Climate Central is an independent organization of leading scientists and journalists researching and reporting the facts about our changing climate and its impact on the American public. They have a cool interactive map tool which shows sea level rise and flooding risk for our coastlines, right down to neighborhood scale. The tool can be found at http://sealevel.climatecentral.org/.
The projections for the city of Cape May hit me like a ton of bricks. The National Oceanic and Atmospheric Administration has projected a sea level rise ranging from 1.3 feet to a whopping 6.8 feet by 2100, depending on the scenario. Current sea level rise is trending at the upper range of projections. The threat of rising seas inundating this historic treasure of Victorian homes is very real.

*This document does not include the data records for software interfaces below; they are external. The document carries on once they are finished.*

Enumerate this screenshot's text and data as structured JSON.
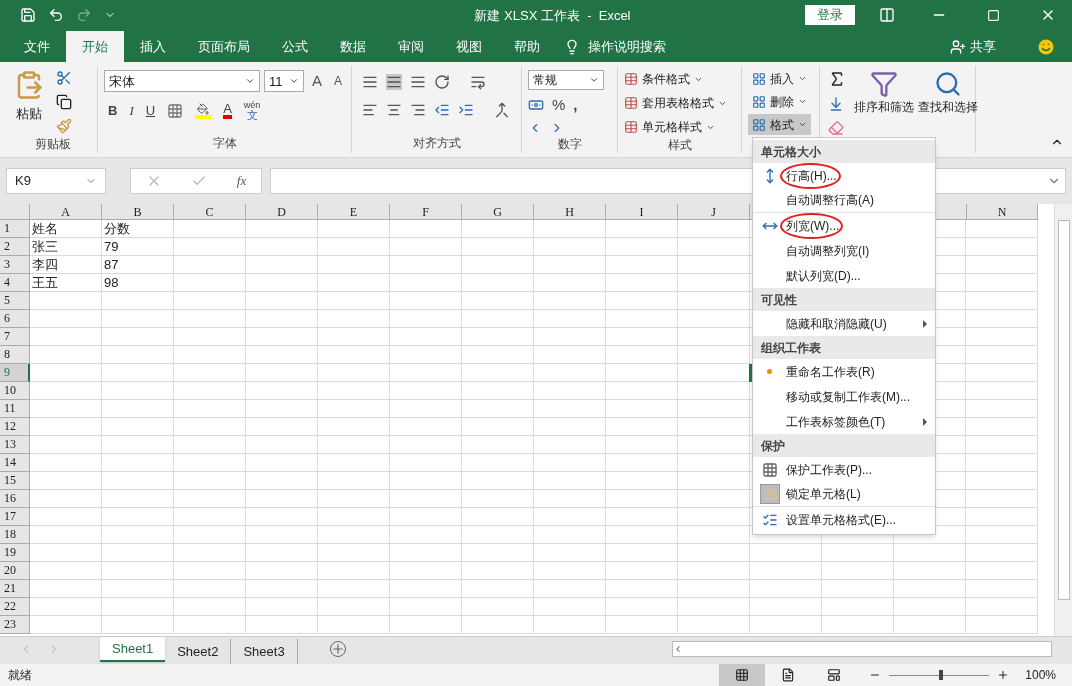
{
  "title_bar": {
    "title": "新建 XLSX 工作表  -  Excel",
    "login": "登录"
  },
  "ribbon_tabs": [
    {
      "label": "文件",
      "selected": false
    },
    {
      "label": "开始",
      "selected": true
    },
    {
      "label": "插入",
      "selected": false
    },
    {
      "label": "页面布局",
      "selected": false
    },
    {
      "label": "公式",
      "selected": false
    },
    {
      "label": "数据",
      "selected": false
    },
    {
      "label": "审阅",
      "selected": false
    },
    {
      "label": "视图",
      "selected": false
    },
    {
      "label": "帮助",
      "selected": false
    }
  ],
  "tell_me": "操作说明搜索",
  "share": "共享",
  "clipboard": {
    "paste": "粘贴",
    "label": "剪贴板"
  },
  "font": {
    "name": "宋体",
    "size": "11",
    "grow": "A",
    "shrink": "A",
    "bold": "B",
    "italic": "I",
    "underline": "U",
    "font_color": "A",
    "phonetic_top": "wén",
    "phonetic_bottom": "文",
    "label": "字体"
  },
  "alignment": {
    "label": "对齐方式"
  },
  "number": {
    "format": "常规",
    "percent": "%",
    "comma": ",",
    "label": "数字"
  },
  "styles": {
    "items": [
      "条件格式",
      "套用表格格式",
      "单元格样式"
    ],
    "label": "样式"
  },
  "cells": {
    "items": [
      {
        "label": "插入",
        "pressed": false
      },
      {
        "label": "删除",
        "pressed": false
      },
      {
        "label": "格式",
        "pressed": true
      }
    ]
  },
  "editing": {
    "sort": "排序和筛选",
    "find": "查找和选择"
  },
  "formula_bar": {
    "name_box": "K9",
    "fx": "fx"
  },
  "columns": [
    "A",
    "B",
    "C",
    "D",
    "E",
    "F",
    "G",
    "H",
    "I",
    "J"
  ],
  "columns_right": [
    "N"
  ],
  "rows": [
    {
      "label": "1",
      "selected": false
    },
    {
      "label": "2",
      "selected": false
    },
    {
      "label": "3",
      "selected": false
    },
    {
      "label": "4",
      "selected": false
    },
    {
      "label": "5",
      "selected": false
    },
    {
      "label": "6",
      "selected": false
    },
    {
      "label": "7",
      "selected": false
    },
    {
      "label": "8",
      "selected": false
    },
    {
      "label": "9",
      "selected": true
    },
    {
      "label": "10",
      "selected": false
    },
    {
      "label": "11",
      "selected": false
    },
    {
      "label": "12",
      "selected": false
    },
    {
      "label": "13",
      "selected": false
    },
    {
      "label": "14",
      "selected": false
    },
    {
      "label": "15",
      "selected": false
    },
    {
      "label": "16",
      "selected": false
    },
    {
      "label": "17",
      "selected": false
    },
    {
      "label": "18",
      "selected": false
    },
    {
      "label": "19",
      "selected": false
    },
    {
      "label": "20",
      "selected": false
    },
    {
      "label": "21",
      "selected": false
    },
    {
      "label": "22",
      "selected": false
    },
    {
      "label": "23",
      "selected": false
    }
  ],
  "cells_data": [
    [
      "姓名",
      "分数"
    ],
    [
      "张三",
      "79"
    ],
    [
      "李四",
      "87"
    ],
    [
      "王五",
      "98"
    ]
  ],
  "menu": [
    {
      "header": "单元格大小",
      "items": [
        {
          "label": "行高(H)...",
          "kind": "row-height",
          "circled": true,
          "submenu": false,
          "bullet": false,
          "divider_after": false
        },
        {
          "label": "自动调整行高(A)",
          "kind": "plain",
          "circled": false,
          "submenu": false,
          "bullet": false,
          "divider_after": true
        },
        {
          "label": "列宽(W)...",
          "kind": "column-width",
          "circled": true,
          "submenu": false,
          "bullet": false,
          "divider_after": false
        },
        {
          "label": "自动调整列宽(I)",
          "kind": "plain",
          "circled": false,
          "submenu": false,
          "bullet": false,
          "divider_after": false
        },
        {
          "label": "默认列宽(D)...",
          "kind": "plain",
          "circled": false,
          "submenu": false,
          "bullet": false,
          "divider_after": false
        }
      ]
    },
    {
      "header": "可见性",
      "items": [
        {
          "label": "隐藏和取消隐藏(U)",
          "kind": "plain",
          "circled": false,
          "submenu": true,
          "bullet": false,
          "divider_after": false
        }
      ]
    },
    {
      "header": "组织工作表",
      "items": [
        {
          "label": "重命名工作表(R)",
          "kind": "plain",
          "circled": false,
          "submenu": false,
          "bullet": true,
          "divider_after": false
        },
        {
          "label": "移动或复制工作表(M)...",
          "kind": "plain",
          "circled": false,
          "submenu": false,
          "bullet": false,
          "divider_after": false
        },
        {
          "label": "工作表标签颜色(T)",
          "kind": "plain",
          "circled": false,
          "submenu": true,
          "bullet": false,
          "divider_after": false
        }
      ]
    },
    {
      "header": "保护",
      "items": [
        {
          "label": "保护工作表(P)...",
          "kind": "protect-sheet",
          "circled": false,
          "submenu": false,
          "bullet": false,
          "divider_after": false
        },
        {
          "label": "锁定单元格(L)",
          "kind": "lock",
          "circled": false,
          "submenu": false,
          "bullet": false,
          "divider_after": true
        },
        {
          "label": "设置单元格格式(E)...",
          "kind": "format-cells",
          "circled": false,
          "submenu": false,
          "bullet": false,
          "divider_after": false
        }
      ]
    }
  ],
  "sheets": [
    {
      "label": "Sheet1",
      "selected": true
    },
    {
      "label": "Sheet2",
      "selected": false
    },
    {
      "label": "Sheet3",
      "selected": false
    }
  ],
  "status": {
    "text": "就绪",
    "views": [
      {
        "kind": "normal",
        "selected": true
      },
      {
        "kind": "page-layout",
        "selected": false
      },
      {
        "kind": "page-break",
        "selected": false
      }
    ],
    "zoom": {
      "level": 0.5
    },
    "zoom_text": "100%"
  }
}
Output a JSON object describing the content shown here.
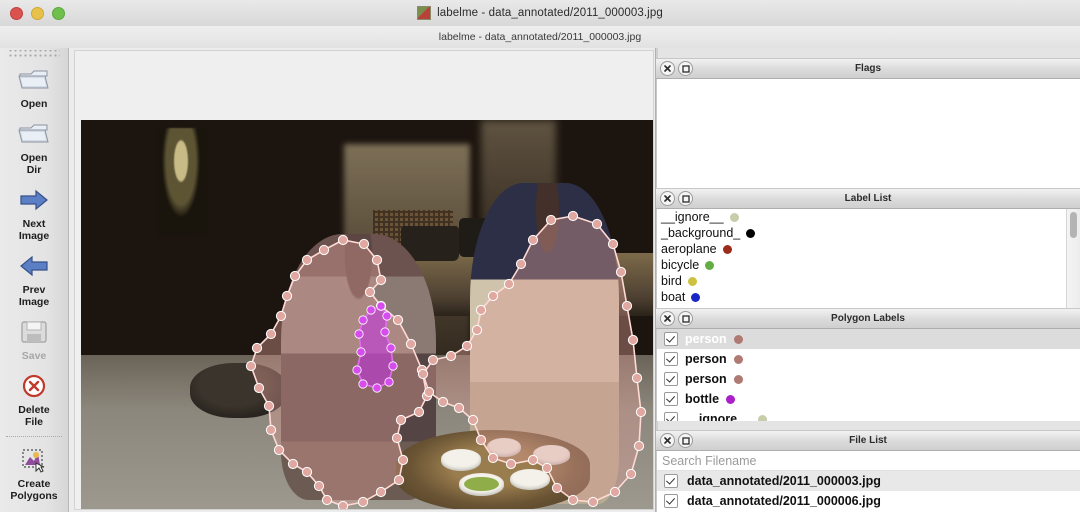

Coastal communities all over the planet like Cape May face the same threat: rising sea levels due to a warming planet from burning fossil fuels.
According to the latest satellite measurements from NASA, "Seas around the world have risen an average of nearly 3 inches since 1992, with some locations rising more than 9 inches due to natural variation." Since 1992, the rate of global sea level rise measured by satellites has been roughly twice the rate observed over the last century, showing acceleration of sea level rise.
No matter how much sea levels rise by 2100, sea level rise is expected to continue well beyond this century as a result of both past and future greenhouse gas emissions. We must stop treating the atmosphere like a public sewer for carbon pollution. The weaker our response to the climate crisis, the more sea level rise we'll face. Congress must take serious action to quickly make the transition to a carbon-free economy. Putting a price on carbon pollution would be a good start.
— Jon Clark is Mid-Atlantic regional coordinator for Citizens Climate Lobby and lives in Dover.